## What the task requires:
If a line in the listing below includes the word "placeholder", pick it out.

• • • • • • •

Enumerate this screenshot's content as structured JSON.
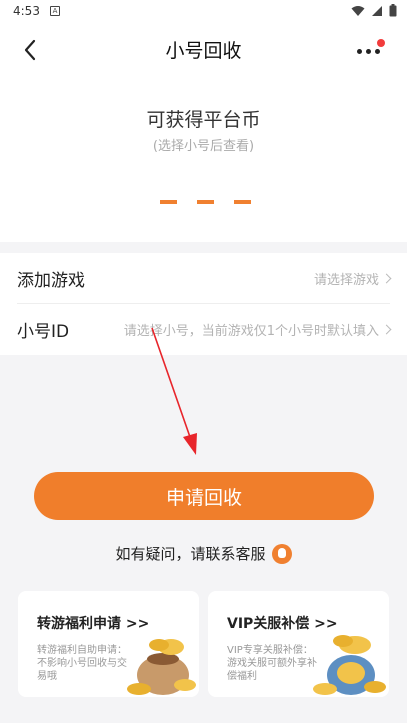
{
  "status": {
    "time": "4:53",
    "app_icon": "A"
  },
  "header": {
    "title": "小号回收"
  },
  "reward": {
    "title": "可获得平台币",
    "subtitle": "(选择小号后查看)"
  },
  "form": {
    "game": {
      "label": "添加游戏",
      "placeholder": "请选择游戏"
    },
    "account": {
      "label": "小号ID",
      "placeholder": "请选择小号，当前游戏仅1个小号时默认填入"
    }
  },
  "actions": {
    "apply_label": "申请回收"
  },
  "contact": {
    "text": "如有疑问，请联系客服"
  },
  "cards": [
    {
      "title": "转游福利申请 >>",
      "desc": "转游福利自助申请：不影响小号回收与交易哦"
    },
    {
      "title": "VIP关服补偿 >>",
      "desc": "VIP专享关服补偿：游戏关服可额外享补偿福利"
    }
  ],
  "colors": {
    "accent": "#f07e2b",
    "background": "#f4f4f6",
    "notification": "#f23c3c"
  }
}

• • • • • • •

## Output for this exercise:
      "placeholder": "请选择游戏"
      "placeholder": "请选择小号，当前游戏仅1个小号时默认填入"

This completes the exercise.